ASSIGNMENT:
What this exercise requires is a verbatim reproduction of the data below.

(Collected data)
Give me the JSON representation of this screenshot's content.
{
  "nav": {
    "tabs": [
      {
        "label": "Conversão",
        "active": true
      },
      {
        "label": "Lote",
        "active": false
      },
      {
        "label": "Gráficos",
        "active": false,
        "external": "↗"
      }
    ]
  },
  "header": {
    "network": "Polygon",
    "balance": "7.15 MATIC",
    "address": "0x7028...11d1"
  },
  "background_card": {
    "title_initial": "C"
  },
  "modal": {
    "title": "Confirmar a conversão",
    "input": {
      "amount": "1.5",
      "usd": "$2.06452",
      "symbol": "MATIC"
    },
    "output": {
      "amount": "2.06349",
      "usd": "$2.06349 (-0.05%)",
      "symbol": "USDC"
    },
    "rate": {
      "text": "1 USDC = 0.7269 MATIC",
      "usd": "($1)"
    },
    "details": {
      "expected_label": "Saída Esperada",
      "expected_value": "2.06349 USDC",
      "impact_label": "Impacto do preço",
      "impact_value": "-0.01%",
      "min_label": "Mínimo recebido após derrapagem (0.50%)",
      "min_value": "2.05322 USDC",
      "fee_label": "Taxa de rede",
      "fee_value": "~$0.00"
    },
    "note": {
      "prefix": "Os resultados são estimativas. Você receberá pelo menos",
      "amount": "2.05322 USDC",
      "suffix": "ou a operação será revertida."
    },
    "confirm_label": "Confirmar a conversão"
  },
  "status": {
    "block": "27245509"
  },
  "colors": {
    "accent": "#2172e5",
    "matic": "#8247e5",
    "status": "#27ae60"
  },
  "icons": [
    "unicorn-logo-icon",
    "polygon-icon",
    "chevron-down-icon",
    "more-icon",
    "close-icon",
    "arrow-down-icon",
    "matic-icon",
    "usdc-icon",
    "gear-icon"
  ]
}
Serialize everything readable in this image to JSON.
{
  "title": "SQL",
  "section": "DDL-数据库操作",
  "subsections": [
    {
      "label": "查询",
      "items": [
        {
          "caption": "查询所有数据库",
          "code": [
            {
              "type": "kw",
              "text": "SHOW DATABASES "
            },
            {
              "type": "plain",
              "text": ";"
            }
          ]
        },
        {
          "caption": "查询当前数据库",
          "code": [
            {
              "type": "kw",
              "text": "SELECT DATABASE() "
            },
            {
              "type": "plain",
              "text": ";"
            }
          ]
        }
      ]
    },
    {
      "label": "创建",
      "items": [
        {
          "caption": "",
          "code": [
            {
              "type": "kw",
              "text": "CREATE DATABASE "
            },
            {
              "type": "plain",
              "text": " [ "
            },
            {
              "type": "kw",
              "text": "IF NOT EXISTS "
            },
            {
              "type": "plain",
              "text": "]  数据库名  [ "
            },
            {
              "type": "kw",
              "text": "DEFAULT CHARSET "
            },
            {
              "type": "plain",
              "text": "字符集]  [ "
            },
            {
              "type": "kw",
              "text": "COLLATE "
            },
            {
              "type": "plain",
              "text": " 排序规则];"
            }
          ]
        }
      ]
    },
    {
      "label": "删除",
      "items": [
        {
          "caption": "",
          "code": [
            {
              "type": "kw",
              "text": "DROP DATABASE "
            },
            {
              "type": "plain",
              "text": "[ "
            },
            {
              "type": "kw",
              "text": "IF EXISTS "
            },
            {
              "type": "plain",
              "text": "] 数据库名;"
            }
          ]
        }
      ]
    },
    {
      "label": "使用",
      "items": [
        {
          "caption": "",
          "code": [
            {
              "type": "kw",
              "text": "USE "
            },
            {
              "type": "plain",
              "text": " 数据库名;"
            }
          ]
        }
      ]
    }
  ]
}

RESULT FOR THIS TASK:
Give me the JSON representation of this screenshot's content.
{
  "nav": {
    "tabs": [
      {
        "label": "Conversão",
        "active": true
      },
      {
        "label": "Lote",
        "active": false
      },
      {
        "label": "Gráficos",
        "active": false,
        "external": "↗"
      }
    ]
  },
  "header": {
    "network": "Polygon",
    "balance": "7.15 MATIC",
    "address": "0x7028...11d1"
  },
  "background_card": {
    "title_initial": "C"
  },
  "modal": {
    "title": "Confirmar a conversão",
    "input": {
      "amount": "1.5",
      "usd": "$2.06452",
      "symbol": "MATIC"
    },
    "output": {
      "amount": "2.06349",
      "usd": "$2.06349 (-0.05%)",
      "symbol": "USDC"
    },
    "rate": {
      "text": "1 USDC = 0.7269 MATIC",
      "usd": "($1)"
    },
    "details": {
      "expected_label": "Saída Esperada",
      "expected_value": "2.06349 USDC",
      "impact_label": "Impacto do preço",
      "impact_value": "-0.01%",
      "min_label": "Mínimo recebido após derrapagem (0.50%)",
      "min_value": "2.05322 USDC",
      "fee_label": "Taxa de rede",
      "fee_value": "~$0.00"
    },
    "note": {
      "prefix": "Os resultados são estimativas. Você receberá pelo menos",
      "amount": "2.05322 USDC",
      "suffix": "ou a operação será revertida."
    },
    "confirm_label": "Confirmar a conversão"
  },
  "status": {
    "block": "27245509"
  },
  "colors": {
    "accent": "#2172e5",
    "matic": "#8247e5",
    "status": "#27ae60"
  },
  "icons": [
    "unicorn-logo-icon",
    "polygon-icon",
    "chevron-down-icon",
    "more-icon",
    "close-icon",
    "arrow-down-icon",
    "matic-icon",
    "usdc-icon",
    "gear-icon"
  ]
}
Serialize everything readable in this image to JSON.
{
  "title": "SQL",
  "section": "DDL-数据库操作",
  "subsections": [
    {
      "label": "查询",
      "items": [
        {
          "caption": "查询所有数据库",
          "code": [
            {
              "type": "kw",
              "text": "SHOW DATABASES "
            },
            {
              "type": "plain",
              "text": ";"
            }
          ]
        },
        {
          "caption": "查询当前数据库",
          "code": [
            {
              "type": "kw",
              "text": "SELECT DATABASE() "
            },
            {
              "type": "plain",
              "text": ";"
            }
          ]
        }
      ]
    },
    {
      "label": "创建",
      "items": [
        {
          "caption": "",
          "code": [
            {
              "type": "kw",
              "text": "CREATE DATABASE "
            },
            {
              "type": "plain",
              "text": " [ "
            },
            {
              "type": "kw",
              "text": "IF NOT EXISTS "
            },
            {
              "type": "plain",
              "text": "]  数据库名  [ "
            },
            {
              "type": "kw",
              "text": "DEFAULT CHARSET "
            },
            {
              "type": "plain",
              "text": "字符集]  [ "
            },
            {
              "type": "kw",
              "text": "COLLATE "
            },
            {
              "type": "plain",
              "text": " 排序规则];"
            }
          ]
        }
      ]
    },
    {
      "label": "删除",
      "items": [
        {
          "caption": "",
          "code": [
            {
              "type": "kw",
              "text": "DROP DATABASE "
            },
            {
              "type": "plain",
              "text": "[ "
            },
            {
              "type": "kw",
              "text": "IF EXISTS "
            },
            {
              "type": "plain",
              "text": "] 数据库名;"
            }
          ]
        }
      ]
    },
    {
      "label": "使用",
      "items": [
        {
          "caption": "",
          "code": [
            {
              "type": "kw",
              "text": "USE "
            },
            {
              "type": "plain",
              "text": " 数据库名;"
            }
          ]
        }
      ]
    }
  ]
}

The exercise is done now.